Make sure everyone is using source control
I may sound like Captain Obvious stating this, but some teams are still not using source control. They often do not realize how essential this is (and they won’t find out until it’s too late!). Put simply source control (typically Git these days) lets your whole team collaborate safely on software development projects without overwriting each other’s changes.
We recommend that our clients own and control their own code repositories, as opposed to using ours, but we can set one up for you initially if need be. If you own your repository, there is no way you can lose your code.
Because source control links code to its author, it serves another great function for new team members: it enables you to look at the code of any individual. We typically have all developers push their code to development just before the daily meeting. This gives us the opportunity to go over everything they have just done (and discuss it when needed). Using source control also allows you to do more advanced things, like setting up an automated deployment process and branching. Both are very important but are beyond the scope of this article. If you want to look more into this, we highly recommend Git as opposed to older version control systems. The most popular services offering Git versioning as a service, BitBucket and GitHub, work great.

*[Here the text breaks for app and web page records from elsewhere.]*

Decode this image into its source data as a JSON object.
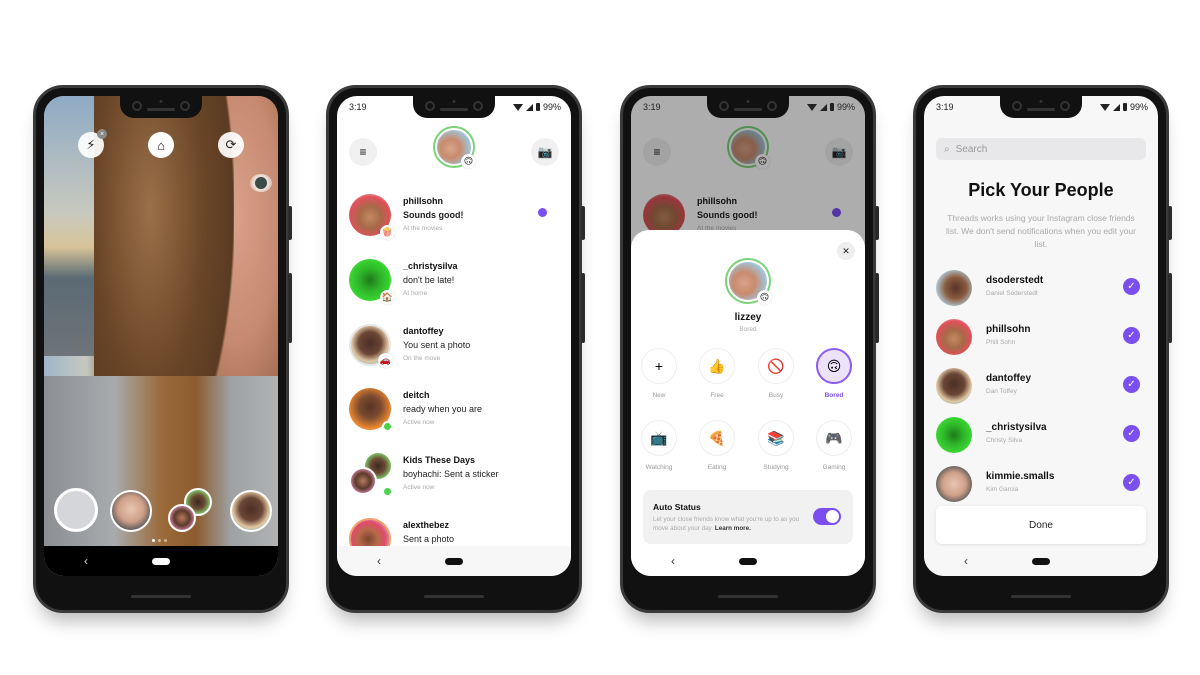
{
  "status_bar": {
    "time": "3:19",
    "battery": "99%"
  },
  "phone1": {
    "buttons": [
      {
        "name": "flash-off",
        "glyph": "⚡",
        "badge": "×"
      },
      {
        "name": "home",
        "glyph": "⌂"
      },
      {
        "name": "switch-camera",
        "glyph": "⟳"
      }
    ],
    "nav": {
      "back": "‹"
    }
  },
  "phone2": {
    "menu_glyph": "≡",
    "camera_glyph": "📷",
    "me_badge": "🙃",
    "threads": [
      {
        "name": "phillsohn",
        "message": "Sounds good!",
        "status": "At the movies",
        "badge": "🍿",
        "unread": true,
        "bold": true
      },
      {
        "name": "_christysilva",
        "message": "don't be late!",
        "status": "At home",
        "badge": "🏠"
      },
      {
        "name": "dantoffey",
        "message": "You sent a photo",
        "status": "On the move",
        "badge": "🚗"
      },
      {
        "name": "deitch",
        "message": "ready when you are",
        "status": "Active now",
        "online": true
      },
      {
        "name": "Kids These Days",
        "message": "boyhachi: Sent a sticker",
        "status": "Active now",
        "online": true
      },
      {
        "name": "alexthebez",
        "message": "Sent a photo",
        "status": ""
      }
    ],
    "nav": {
      "back": "‹"
    }
  },
  "phone3": {
    "close_glyph": "✕",
    "user": {
      "name": "lizzey",
      "status": "Bored",
      "badge": "🙃"
    },
    "options": [
      {
        "label": "New",
        "glyph": "+",
        "selected": false
      },
      {
        "label": "Free",
        "glyph": "👍",
        "selected": false
      },
      {
        "label": "Busy",
        "glyph": "🚫",
        "selected": false
      },
      {
        "label": "Bored",
        "glyph": "🙃",
        "selected": true
      },
      {
        "label": "Watching",
        "glyph": "📺",
        "selected": false
      },
      {
        "label": "Eating",
        "glyph": "🍕",
        "selected": false
      },
      {
        "label": "Studying",
        "glyph": "📚",
        "selected": false
      },
      {
        "label": "Gaming",
        "glyph": "🎮",
        "selected": false
      }
    ],
    "auto_status": {
      "title": "Auto Status",
      "description": "Let your close friends know what you're up to as you move about your day.",
      "learn_more": "Learn more.",
      "enabled": true
    },
    "nav": {
      "back": "‹"
    }
  },
  "phone4": {
    "search_placeholder": "Search",
    "search_glyph": "⌕",
    "title": "Pick Your People",
    "description": "Threads works using your Instagram close friends list. We don't send notifications when you edit your list.",
    "people": [
      {
        "username": "dsoderstedt",
        "full_name": "Daniel Soderstedt",
        "checked": true
      },
      {
        "username": "phillsohn",
        "full_name": "Phill Sohn",
        "checked": true
      },
      {
        "username": "dantoffey",
        "full_name": "Dan Toffey",
        "checked": true
      },
      {
        "username": "_christysilva",
        "full_name": "Christy Silva",
        "checked": true
      },
      {
        "username": "kimmie.smalls",
        "full_name": "Kim Garcia",
        "checked": true
      }
    ],
    "check_glyph": "✓",
    "done_label": "Done",
    "nav": {
      "back": "‹"
    }
  },
  "colors": {
    "accent": "#7b4ef0",
    "online": "#4cd24a",
    "ring": "#7dd37a"
  }
}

If correctly managed, the task management platform you choose can serve as a complete introduction and information repository for your project(s). This is because many of the leading products do more than just manage tasks. They also work as chat rooms and file storage.
So, whether you are managing your own team or hiring a project manager to do this for you, you should ensure that, just like with the source control, you can’t lose access to the content. Create an account with one of the many platforms out there and give out access to developers as needed. This method is beneficial because you can add/remove people from the platform without losing historical task information. It also means you can easily bring developers into the fold with specific isolated tasks for them.

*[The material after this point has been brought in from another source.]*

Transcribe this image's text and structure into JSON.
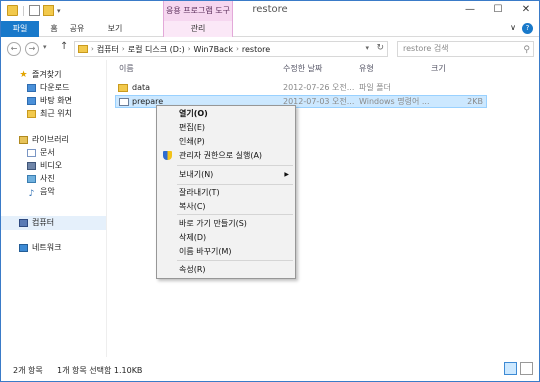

If you’re wondering what Project Management Tool to use then check out an article we wrote recently on how to choose a Project Management Tool.
Let me preface this by saying that trusting your remote developer is crucial to the success of a project. Contractors should be judged primarily on their productivity. What really matters is whether they are getting things done and attending meetings.

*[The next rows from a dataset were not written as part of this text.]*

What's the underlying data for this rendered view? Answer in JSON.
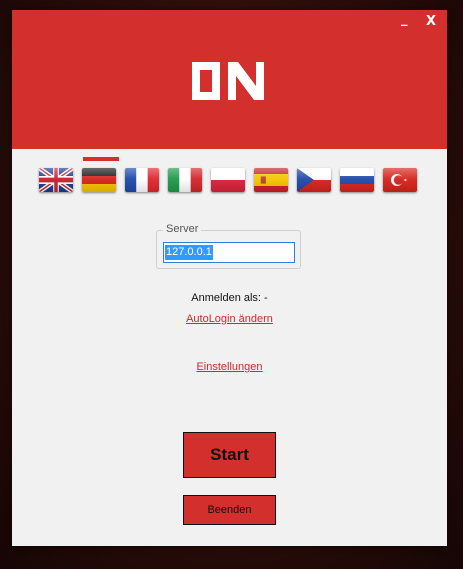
{
  "window": {
    "minimize_label": "_",
    "close_label": "X"
  },
  "logo": {
    "text": "ON"
  },
  "languages": {
    "items": [
      "English",
      "Deutsch",
      "Français",
      "Italiano",
      "Polski",
      "Español",
      "Čeština",
      "Русский",
      "Türkçe"
    ],
    "selected": "Deutsch"
  },
  "server": {
    "label": "Server",
    "value": "127.0.0.1"
  },
  "login_status": "Anmelden als: -",
  "autologin_link": "AutoLogin ändern",
  "settings_link": "Einstellungen",
  "start_button": "Start",
  "quit_button": "Beenden",
  "colors": {
    "accent": "#d22f2d",
    "background": "#f1f1f1",
    "selection": "#3399ff"
  }
}
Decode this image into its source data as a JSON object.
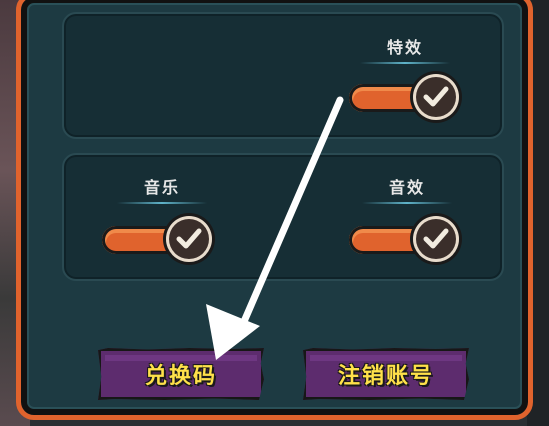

That being said, having regular (at least weekly), access to contractor’s hours and task descriptions is another good way to make sure they are being productive and are not getting off track. If you have doubts about a particular individual, it also lets you look at what work they are recording. Their hours can be analyzed to see if their productivity is in line with the hours they are logging. Some time tracking tools our developers use include Toggl and Harvest.
So there you are: that’s how we like to get started with our developers. It’s common sense when you list out the benefits:
- Increased job satisfaction
- Increased productivity
- Lower stress
- Increased retention
- Increased project success
And, as I’ve illustrated, this onboarding does not require much time and effort on your part. An hour or two spent orienting every new starter and an ongoing effort to keep them informed and involved is enough to make a positive impact in all of the above categories.
But remember, even with the most thorough vetting and remote developer onboarding process: people are human. Not every hire will work out. Accept this and take a few other steps to help minimize disruptions. Start by making sure your team commits their code every day. This way, worst case, you will lose 24 hours of someone’s work.
Good luck hiring, we’re only a click away if you need help finding the talent to drive your next project forward.